Check out some of my articles that have appeared on yoffielife.com:
Check out my contribution to an article on AllParenting.com on how moms can bond with their sons:
20 Simple ways for moms to bond with their sons
Check out these links to my contributions to articles on GlobalPost.com, America's World News Site:
Self-Esteem Building Exercises for Children
How to Help a Daughter Deal with Girl Drama
Children are not immune to depression!
by Alyssa Slansky, M.A., LMFT
Did you know that, according to the Substance Abuse and Mental Health Services Administration, as many as 1 in every 33 children may suffer from depression, and in teens, that number may be as high as 1 in every 8?
Unlike adults who suffer from depression, children may not be able to articulate what they are feeling inside and be able to ask for help. Because of this, it is extremely important for parents and caregivers to educate themselves about depression and learn how to help if your child, or a child you know, seems depressed.
Depression is a biologically-based illness that affects children as well as adults. Depression is defined as an illness when the feelings of depression persist and interfere with a child or adolescent’s ability to function.

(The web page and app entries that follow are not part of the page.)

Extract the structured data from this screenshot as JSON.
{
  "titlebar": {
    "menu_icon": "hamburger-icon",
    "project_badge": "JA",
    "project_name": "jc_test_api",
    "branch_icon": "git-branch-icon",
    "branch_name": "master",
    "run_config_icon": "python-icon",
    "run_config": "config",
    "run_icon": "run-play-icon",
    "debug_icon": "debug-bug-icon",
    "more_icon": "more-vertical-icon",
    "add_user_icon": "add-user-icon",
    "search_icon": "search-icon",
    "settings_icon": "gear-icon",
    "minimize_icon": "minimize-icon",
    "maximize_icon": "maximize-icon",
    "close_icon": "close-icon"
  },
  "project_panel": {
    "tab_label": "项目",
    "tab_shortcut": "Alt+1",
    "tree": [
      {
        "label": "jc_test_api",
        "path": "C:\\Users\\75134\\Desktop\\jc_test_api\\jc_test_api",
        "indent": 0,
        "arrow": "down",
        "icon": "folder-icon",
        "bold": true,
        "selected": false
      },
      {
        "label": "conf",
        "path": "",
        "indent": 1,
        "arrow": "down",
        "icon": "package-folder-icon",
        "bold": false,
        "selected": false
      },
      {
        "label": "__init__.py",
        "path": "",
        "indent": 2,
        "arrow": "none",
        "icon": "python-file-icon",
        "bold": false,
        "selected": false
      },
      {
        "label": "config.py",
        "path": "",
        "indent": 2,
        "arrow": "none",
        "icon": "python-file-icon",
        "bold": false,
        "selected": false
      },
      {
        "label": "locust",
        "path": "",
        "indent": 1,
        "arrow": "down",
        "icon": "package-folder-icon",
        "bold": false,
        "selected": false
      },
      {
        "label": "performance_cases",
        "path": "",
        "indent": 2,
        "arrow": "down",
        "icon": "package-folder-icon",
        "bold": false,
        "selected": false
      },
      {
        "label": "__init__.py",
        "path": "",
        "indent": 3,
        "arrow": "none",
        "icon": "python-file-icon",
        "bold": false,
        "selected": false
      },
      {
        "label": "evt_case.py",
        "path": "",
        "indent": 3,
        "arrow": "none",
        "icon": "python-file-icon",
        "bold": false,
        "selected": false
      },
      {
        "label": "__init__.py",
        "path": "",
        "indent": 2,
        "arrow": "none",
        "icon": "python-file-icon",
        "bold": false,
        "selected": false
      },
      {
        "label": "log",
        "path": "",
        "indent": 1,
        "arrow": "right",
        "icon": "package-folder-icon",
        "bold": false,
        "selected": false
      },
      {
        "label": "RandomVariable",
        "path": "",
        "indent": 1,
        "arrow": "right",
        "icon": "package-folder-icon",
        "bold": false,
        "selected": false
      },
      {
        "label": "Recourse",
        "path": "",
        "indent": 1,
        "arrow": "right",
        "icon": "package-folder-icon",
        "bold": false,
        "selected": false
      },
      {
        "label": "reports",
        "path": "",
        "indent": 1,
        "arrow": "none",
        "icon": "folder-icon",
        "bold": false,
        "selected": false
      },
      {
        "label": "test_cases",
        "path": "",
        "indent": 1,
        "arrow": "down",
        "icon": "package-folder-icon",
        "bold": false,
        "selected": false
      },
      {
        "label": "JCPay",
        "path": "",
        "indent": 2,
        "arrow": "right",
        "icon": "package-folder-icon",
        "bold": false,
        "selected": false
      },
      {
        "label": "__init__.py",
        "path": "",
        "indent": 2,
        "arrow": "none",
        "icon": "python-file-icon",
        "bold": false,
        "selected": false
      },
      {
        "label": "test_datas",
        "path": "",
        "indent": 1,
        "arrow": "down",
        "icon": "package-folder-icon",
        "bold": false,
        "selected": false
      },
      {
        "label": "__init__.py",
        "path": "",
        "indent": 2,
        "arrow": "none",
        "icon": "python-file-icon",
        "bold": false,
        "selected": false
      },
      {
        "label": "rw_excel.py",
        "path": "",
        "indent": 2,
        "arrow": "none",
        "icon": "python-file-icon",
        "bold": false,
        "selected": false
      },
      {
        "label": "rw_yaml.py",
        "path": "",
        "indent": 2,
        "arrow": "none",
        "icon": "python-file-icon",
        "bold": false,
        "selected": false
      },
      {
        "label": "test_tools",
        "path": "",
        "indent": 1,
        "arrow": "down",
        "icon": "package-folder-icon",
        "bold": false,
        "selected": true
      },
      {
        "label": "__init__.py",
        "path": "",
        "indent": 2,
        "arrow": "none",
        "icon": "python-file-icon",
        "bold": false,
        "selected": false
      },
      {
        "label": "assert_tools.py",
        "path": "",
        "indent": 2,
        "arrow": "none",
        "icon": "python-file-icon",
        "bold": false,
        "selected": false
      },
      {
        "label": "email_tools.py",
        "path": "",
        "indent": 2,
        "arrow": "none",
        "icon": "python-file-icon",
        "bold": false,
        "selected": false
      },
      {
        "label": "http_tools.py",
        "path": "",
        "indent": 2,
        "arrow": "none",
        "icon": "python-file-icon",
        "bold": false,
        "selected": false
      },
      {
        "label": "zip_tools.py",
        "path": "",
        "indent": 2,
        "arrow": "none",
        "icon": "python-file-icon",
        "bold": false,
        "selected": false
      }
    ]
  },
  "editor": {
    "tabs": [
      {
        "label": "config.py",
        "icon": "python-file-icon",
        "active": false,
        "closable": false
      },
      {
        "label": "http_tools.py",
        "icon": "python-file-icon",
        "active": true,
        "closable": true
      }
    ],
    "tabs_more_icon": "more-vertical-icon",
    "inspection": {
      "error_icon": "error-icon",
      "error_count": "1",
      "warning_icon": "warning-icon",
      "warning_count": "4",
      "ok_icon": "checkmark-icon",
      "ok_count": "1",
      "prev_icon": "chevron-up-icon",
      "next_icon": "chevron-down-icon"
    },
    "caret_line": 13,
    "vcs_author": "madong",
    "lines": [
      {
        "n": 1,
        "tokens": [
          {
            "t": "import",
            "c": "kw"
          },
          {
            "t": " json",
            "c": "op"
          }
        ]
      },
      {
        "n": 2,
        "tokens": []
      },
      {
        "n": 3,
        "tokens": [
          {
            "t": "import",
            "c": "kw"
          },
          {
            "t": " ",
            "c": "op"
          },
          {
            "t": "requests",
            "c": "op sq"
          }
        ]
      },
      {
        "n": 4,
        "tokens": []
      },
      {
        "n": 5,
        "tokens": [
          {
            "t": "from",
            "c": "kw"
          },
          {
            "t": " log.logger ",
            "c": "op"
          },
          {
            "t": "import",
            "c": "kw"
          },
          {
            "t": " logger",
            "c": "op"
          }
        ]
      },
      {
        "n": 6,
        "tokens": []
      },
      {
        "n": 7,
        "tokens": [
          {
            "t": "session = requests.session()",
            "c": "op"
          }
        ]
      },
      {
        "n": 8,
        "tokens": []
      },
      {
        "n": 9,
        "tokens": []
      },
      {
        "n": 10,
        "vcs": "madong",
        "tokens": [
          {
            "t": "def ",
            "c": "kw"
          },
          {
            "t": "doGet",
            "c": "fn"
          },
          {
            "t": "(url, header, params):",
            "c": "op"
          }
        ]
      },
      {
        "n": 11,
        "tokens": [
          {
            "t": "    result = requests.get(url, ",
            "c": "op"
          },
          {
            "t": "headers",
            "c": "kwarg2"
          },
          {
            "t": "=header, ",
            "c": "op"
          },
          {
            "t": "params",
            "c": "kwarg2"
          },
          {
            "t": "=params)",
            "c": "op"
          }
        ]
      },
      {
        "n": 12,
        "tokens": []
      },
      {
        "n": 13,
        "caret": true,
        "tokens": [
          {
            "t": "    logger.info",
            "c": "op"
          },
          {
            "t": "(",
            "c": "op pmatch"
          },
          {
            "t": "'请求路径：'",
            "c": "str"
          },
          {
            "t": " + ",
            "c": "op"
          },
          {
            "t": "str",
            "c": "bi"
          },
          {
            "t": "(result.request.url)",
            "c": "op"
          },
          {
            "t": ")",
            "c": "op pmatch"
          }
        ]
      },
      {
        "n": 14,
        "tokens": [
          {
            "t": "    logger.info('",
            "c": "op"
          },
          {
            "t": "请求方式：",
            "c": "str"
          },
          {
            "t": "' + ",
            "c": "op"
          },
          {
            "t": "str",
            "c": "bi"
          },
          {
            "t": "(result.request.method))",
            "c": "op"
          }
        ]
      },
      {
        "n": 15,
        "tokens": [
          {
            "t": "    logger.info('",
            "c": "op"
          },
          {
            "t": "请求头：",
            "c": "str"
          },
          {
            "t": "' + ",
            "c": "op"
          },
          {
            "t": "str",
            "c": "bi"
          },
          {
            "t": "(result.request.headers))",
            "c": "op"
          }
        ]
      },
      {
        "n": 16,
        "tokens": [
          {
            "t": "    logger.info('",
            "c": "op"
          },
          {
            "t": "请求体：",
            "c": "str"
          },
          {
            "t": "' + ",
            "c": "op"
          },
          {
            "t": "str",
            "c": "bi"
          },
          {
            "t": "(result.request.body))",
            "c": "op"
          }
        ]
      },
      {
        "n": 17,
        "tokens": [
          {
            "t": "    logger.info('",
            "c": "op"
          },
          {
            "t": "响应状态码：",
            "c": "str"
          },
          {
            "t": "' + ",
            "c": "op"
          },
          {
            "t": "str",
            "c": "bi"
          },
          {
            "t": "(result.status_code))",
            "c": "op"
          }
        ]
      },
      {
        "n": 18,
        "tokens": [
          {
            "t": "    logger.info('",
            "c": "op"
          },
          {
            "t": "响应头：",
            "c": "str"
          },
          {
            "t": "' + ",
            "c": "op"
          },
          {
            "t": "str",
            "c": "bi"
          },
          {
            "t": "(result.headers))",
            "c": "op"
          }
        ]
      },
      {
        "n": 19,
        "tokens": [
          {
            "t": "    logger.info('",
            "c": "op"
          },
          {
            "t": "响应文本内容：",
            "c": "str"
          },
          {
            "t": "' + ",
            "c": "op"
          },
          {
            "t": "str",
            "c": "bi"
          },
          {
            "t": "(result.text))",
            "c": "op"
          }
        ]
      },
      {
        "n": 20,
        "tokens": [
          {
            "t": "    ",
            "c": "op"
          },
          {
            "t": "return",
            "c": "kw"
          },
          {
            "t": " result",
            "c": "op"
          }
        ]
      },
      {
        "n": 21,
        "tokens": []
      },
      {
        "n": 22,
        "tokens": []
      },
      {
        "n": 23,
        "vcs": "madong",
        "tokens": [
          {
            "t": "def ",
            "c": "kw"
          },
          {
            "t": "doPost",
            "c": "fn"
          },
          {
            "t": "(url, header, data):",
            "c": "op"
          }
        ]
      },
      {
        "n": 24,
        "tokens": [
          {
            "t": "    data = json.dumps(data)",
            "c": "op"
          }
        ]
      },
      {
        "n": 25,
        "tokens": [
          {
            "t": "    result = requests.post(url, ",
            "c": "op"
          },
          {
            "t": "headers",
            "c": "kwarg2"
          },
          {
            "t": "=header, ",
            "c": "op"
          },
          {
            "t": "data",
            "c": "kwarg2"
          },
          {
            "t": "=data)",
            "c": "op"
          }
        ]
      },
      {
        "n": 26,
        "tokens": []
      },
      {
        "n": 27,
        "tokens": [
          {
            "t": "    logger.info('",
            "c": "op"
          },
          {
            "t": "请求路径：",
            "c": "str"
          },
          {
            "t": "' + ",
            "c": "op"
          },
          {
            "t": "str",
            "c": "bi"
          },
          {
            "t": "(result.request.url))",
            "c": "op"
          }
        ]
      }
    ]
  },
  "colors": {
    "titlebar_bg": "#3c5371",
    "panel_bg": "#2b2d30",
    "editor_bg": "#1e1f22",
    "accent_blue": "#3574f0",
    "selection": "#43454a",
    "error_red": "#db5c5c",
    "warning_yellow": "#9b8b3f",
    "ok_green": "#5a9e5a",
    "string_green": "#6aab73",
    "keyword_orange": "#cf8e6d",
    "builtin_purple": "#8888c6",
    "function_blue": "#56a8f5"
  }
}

We might expect that children experiencing extreme stress such as divorce, a death in the family, school-related issues, learning or anxiety disorders might be at risk, but even children who seem to have a "normal" life can suffer from depression. Children with a genetic disposition towards depression may also have a low tolerance for stress. What might seem trivial to an adult could very easily trigger depression in these children.
The good news is that depression is a treatable illness.
We cannot assume that the behavior of depressed children will be the same as the behavior of depressed adults. Please be aware of some of the following signs of depression in your child or adolescent:
Frequent sadness, tearfulness, crying
Decreased interest in activities; or inability to enjoy previously favorite activities
Persistent boredom; low energy
Social isolation, poor communication
Low self esteem and guilt
Extreme sensitivity to rejection or failure
Increased irritability, anger, or hostility
Difficulty with relationships
Frequent complaints of physical illnesses such as headaches and stomachaches
Frequent absences from school or poor performance in school
A major change in eating and/or sleeping patterns
Talk of or efforts to run away from home
Thoughts or expressions of suicide or self destructive behavior
You may notice your child, who used to enjoy playing often with friends now spending most of the time alone and seemingly uninterested. Things that the child once enjoyed now seem to bring little happiness to the depressed child. Children and adolescents who are depressed may talk about not wanting to live any more. Depressed adolescents may look to alcohol or other drugs as a way of trying to help themselves feel better. Children and adolescents who often get into trouble at home or at school may also be suffering from depression. Because the depressed child may not always appear sad, parents and teachers may not realize that their behavior is a sign of depression.
Early diagnosis and treatment are essential for depressed children. Depression is a real illness that requires professional help. If one or more of these signs of depression persist, parents should ask their family physician to refer them to a qualified mental health professional, who can diagnose and treat depression in children and teens. Please remember that an early evaluation and diagnosis are key to helping your child or adolescent get the help they need!